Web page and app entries
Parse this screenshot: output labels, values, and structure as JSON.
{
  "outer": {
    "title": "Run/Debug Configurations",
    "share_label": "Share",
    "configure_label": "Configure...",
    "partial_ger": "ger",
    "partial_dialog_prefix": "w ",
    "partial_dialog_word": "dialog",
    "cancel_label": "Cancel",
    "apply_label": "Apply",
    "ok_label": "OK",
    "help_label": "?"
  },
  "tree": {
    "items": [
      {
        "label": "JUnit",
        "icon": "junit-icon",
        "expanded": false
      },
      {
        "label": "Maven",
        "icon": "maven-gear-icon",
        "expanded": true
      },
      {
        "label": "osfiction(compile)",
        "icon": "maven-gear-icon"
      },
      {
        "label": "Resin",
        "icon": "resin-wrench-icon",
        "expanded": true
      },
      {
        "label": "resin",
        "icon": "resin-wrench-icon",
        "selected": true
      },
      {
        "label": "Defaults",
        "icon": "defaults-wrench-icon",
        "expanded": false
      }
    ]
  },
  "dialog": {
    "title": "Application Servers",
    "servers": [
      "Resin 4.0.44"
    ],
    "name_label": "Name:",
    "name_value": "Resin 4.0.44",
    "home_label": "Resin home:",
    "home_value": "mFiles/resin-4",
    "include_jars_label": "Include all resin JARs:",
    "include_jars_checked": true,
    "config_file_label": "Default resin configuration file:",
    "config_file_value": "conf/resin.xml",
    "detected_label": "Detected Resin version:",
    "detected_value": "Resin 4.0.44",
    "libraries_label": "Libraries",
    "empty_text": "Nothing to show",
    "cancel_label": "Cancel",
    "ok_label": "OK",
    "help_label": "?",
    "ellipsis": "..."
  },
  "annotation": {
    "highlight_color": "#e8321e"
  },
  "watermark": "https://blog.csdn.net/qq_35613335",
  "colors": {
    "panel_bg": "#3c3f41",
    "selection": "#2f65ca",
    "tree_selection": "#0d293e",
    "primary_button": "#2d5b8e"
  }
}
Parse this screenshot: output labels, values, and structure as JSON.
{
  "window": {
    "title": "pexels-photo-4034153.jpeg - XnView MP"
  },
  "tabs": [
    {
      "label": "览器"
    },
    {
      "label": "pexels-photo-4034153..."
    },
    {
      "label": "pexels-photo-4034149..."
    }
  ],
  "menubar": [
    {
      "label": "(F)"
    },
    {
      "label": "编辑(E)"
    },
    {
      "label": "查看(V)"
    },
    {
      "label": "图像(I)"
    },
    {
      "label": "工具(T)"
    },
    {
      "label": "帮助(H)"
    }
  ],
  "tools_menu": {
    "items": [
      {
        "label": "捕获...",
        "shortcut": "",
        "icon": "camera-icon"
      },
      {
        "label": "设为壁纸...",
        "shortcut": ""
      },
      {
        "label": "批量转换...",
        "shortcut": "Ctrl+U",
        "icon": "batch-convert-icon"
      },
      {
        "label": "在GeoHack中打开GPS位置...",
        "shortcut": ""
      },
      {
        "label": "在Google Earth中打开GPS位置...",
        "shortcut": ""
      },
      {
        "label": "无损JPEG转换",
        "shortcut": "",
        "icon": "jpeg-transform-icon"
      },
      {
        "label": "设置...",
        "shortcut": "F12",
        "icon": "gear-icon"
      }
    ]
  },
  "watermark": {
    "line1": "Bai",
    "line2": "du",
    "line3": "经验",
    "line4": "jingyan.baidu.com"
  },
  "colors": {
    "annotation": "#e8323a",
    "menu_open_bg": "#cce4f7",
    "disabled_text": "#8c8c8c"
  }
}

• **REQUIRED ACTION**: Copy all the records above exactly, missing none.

• **WRITTEN REPLY**:
Parse this screenshot: output labels, values, and structure as JSON.
{
  "outer": {
    "title": "Run/Debug Configurations",
    "share_label": "Share",
    "configure_label": "Configure...",
    "partial_ger": "ger",
    "partial_dialog_prefix": "w ",
    "partial_dialog_word": "dialog",
    "cancel_label": "Cancel",
    "apply_label": "Apply",
    "ok_label": "OK",
    "help_label": "?"
  },
  "tree": {
    "items": [
      {
        "label": "JUnit",
        "icon": "junit-icon",
        "expanded": false
      },
      {
        "label": "Maven",
        "icon": "maven-gear-icon",
        "expanded": true
      },
      {
        "label": "osfiction(compile)",
        "icon": "maven-gear-icon"
      },
      {
        "label": "Resin",
        "icon": "resin-wrench-icon",
        "expanded": true
      },
      {
        "label": "resin",
        "icon": "resin-wrench-icon",
        "selected": true
      },
      {
        "label": "Defaults",
        "icon": "defaults-wrench-icon",
        "expanded": false
      }
    ]
  },
  "dialog": {
    "title": "Application Servers",
    "servers": [
      "Resin 4.0.44"
    ],
    "name_label": "Name:",
    "name_value": "Resin 4.0.44",
    "home_label": "Resin home:",
    "home_value": "mFiles/resin-4",
    "include_jars_label": "Include all resin JARs:",
    "include_jars_checked": true,
    "config_file_label": "Default resin configuration file:",
    "config_file_value": "conf/resin.xml",
    "detected_label": "Detected Resin version:",
    "detected_value": "Resin 4.0.44",
    "libraries_label": "Libraries",
    "empty_text": "Nothing to show",
    "cancel_label": "Cancel",
    "ok_label": "OK",
    "help_label": "?",
    "ellipsis": "..."
  },
  "annotation": {
    "highlight_color": "#e8321e"
  },
  "watermark": "https://blog.csdn.net/qq_35613335",
  "colors": {
    "panel_bg": "#3c3f41",
    "selection": "#2f65ca",
    "tree_selection": "#0d293e",
    "primary_button": "#2d5b8e"
  }
}
Parse this screenshot: output labels, values, and structure as JSON.
{
  "window": {
    "title": "pexels-photo-4034153.jpeg - XnView MP"
  },
  "tabs": [
    {
      "label": "览器"
    },
    {
      "label": "pexels-photo-4034153..."
    },
    {
      "label": "pexels-photo-4034149..."
    }
  ],
  "menubar": [
    {
      "label": "(F)"
    },
    {
      "label": "编辑(E)"
    },
    {
      "label": "查看(V)"
    },
    {
      "label": "图像(I)"
    },
    {
      "label": "工具(T)"
    },
    {
      "label": "帮助(H)"
    }
  ],
  "tools_menu": {
    "items": [
      {
        "label": "捕获...",
        "shortcut": "",
        "icon": "camera-icon"
      },
      {
        "label": "设为壁纸...",
        "shortcut": ""
      },
      {
        "label": "批量转换...",
        "shortcut": "Ctrl+U",
        "icon": "batch-convert-icon"
      },
      {
        "label": "在GeoHack中打开GPS位置...",
        "shortcut": ""
      },
      {
        "label": "在Google Earth中打开GPS位置...",
        "shortcut": ""
      },
      {
        "label": "无损JPEG转换",
        "shortcut": "",
        "icon": "jpeg-transform-icon"
      },
      {
        "label": "设置...",
        "shortcut": "F12",
        "icon": "gear-icon"
      }
    ]
  },
  "watermark": {
    "line1": "Bai",
    "line2": "du",
    "line3": "经验",
    "line4": "jingyan.baidu.com"
  },
  "colors": {
    "annotation": "#e8323a",
    "menu_open_bg": "#cce4f7",
    "disabled_text": "#8c8c8c"
  }
}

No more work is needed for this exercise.